For starters, you have to move your doctors to the work. That’s why we staff to match ED workload, not to make our own schedules easier.
From 8 a.m. to 4:30 p.m., we have 17 or 18 hospitalists (out of a group of more than 70) available for admissions. In addition, we have seven hospitalists performing admissions from 10 p.m. to 2:30 a.m., and our swing shift “and we have four of them “lasts from 4:30 or 5 p.m. until 2:30 or 3 in the morning. That is an odd schedule and the hospitalists in the group fought me over it, but that’s where the work is.
But putting physicians on the ground is just the first step. We view the ED as our customer, a very different relationship than most hospitalists have with their ED colleagues. We also have put several innovations in place to reduce variations in how we accept admissions and work up patients in the ED.
For one, the hospitalist group has placed ICU-trained triage nurses in the ED 24/7. When ED physicians have an admission, they call the triage nurse, who in turn uploads all the relevant patient information into the electronic health record and then sends an alpha-numeric text to the triage hospitalist.
We created two triage-physician shifts designed specifically to interface with the ED and to accept regional transfers. Because the vast majority of admissions are straightforward, the triage hospitalist accepts them electronically and gets the process started.
Or the triage hospitalist calls the ED doctor directly for more information or studies. Once the admission is in the works, the triage nurse pages the hospitalist rounding team that’s up next to accept an admission.
This allows the ED physician to make only one call for an admission, instead of dealing with any one of 18 doctors, each of whom may want to triage or work up a patient differently.
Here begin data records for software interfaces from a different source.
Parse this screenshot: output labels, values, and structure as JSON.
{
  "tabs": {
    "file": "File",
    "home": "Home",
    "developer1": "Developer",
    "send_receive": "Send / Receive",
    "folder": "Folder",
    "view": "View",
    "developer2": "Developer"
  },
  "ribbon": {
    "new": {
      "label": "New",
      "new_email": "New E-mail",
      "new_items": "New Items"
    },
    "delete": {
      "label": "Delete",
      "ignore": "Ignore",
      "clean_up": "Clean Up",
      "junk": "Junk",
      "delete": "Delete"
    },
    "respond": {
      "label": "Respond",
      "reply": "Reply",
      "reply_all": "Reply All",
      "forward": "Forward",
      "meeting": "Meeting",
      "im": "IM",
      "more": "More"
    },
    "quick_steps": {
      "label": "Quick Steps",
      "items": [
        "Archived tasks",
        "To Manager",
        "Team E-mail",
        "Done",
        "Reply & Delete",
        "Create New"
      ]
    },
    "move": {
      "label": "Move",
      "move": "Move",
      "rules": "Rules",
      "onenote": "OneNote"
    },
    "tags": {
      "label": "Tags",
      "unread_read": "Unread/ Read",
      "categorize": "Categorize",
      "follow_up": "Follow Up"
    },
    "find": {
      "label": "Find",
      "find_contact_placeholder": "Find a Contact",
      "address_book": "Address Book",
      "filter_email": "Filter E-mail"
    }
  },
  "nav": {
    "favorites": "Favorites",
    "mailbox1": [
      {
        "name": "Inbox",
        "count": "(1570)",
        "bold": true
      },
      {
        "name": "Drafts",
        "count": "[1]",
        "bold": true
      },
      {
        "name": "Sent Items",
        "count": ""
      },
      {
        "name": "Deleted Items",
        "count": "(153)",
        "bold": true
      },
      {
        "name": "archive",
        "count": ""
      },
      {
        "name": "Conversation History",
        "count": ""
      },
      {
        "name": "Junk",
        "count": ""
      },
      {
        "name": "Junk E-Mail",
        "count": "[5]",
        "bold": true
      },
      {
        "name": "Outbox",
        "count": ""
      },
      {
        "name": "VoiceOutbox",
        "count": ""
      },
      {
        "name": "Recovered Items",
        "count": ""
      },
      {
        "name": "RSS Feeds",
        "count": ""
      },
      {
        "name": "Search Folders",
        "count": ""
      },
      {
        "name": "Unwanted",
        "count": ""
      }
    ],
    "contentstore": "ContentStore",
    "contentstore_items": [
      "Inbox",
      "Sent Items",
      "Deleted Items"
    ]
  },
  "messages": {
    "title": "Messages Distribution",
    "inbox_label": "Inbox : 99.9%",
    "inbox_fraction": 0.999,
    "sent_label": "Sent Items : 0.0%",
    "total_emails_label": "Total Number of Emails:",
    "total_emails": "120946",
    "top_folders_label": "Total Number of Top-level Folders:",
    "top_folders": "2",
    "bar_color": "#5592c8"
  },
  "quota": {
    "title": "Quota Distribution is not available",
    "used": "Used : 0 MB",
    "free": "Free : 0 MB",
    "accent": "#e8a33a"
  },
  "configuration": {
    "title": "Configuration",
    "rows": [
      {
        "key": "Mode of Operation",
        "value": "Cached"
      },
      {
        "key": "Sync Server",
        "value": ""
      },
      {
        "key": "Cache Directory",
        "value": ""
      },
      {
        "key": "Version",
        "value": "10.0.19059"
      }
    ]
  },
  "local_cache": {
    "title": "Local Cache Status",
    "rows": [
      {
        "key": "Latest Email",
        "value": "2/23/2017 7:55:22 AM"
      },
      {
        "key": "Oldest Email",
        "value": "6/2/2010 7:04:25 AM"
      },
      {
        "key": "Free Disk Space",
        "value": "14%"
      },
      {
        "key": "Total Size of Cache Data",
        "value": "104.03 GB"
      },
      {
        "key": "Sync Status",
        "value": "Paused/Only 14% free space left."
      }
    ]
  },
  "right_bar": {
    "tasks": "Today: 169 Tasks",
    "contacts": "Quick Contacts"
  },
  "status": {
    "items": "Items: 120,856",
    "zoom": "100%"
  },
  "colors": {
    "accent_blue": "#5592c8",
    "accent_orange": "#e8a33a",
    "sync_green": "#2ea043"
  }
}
Streamlining this process has removed many of the problems that crop up in ED-hospitalist handoffs.
Something else to streamline admissions: We don’t bicker or put an ED doctor in the middle while we fight with some surgical or medical subspecialty. Instead, we have clear service-line agreements with each surgical subspecialty about who will admit and who will consult.
Cutting census to reduce length of stay
To dramatically reduce our average length of stay, we likewise standardized how we communicate and interact with supporting disciplines on the floor.
We launched our first geographic unit in 2010 and now all of our hospitalists across seven of our medicine floors are geographically isolated and teamed with care coordinators. Every morning at 9:40 a.m., each hospitalist meets with all the nursing staff, therapists and care coordinators in the unit to discuss every patient during whiteboard rounds.
Moving to multidisciplinary rounds was key to improving quality and throughput. But to drive down our average length of stay, we made another major change: We cut each hospitalist’s daily census and hired more rounding teams. That’s because we were convinced that the more patients that doctors have to see, the harder it is for them to discharge patients and the slower patient flow will be.
Before unit-based rounds, each hospitalist had about 20 patient encounters. Now, with 17 or 18 rounding teams, we maintain between 13 and 16 patient encounters per day per physician, including discharges and admissions. That reduced our average length of stay by almost 20%.
We also had to make many other changes in our work processes and culture. One major change was killing off many core beliefs, such as the need to “level-load” hospitalists’ census and the drive to discharge early in the day, that most groups still subscribe to. Those changes will be the subject of my next article.
David J. Yu, MD, MBA, is the medical director of Adult Inpatient Medicine Services with Presbyterian Medical Group at Presbyterian Hospital in Albuquerque, N.M. You can send him questions or comments to firstname.lastname@example.org.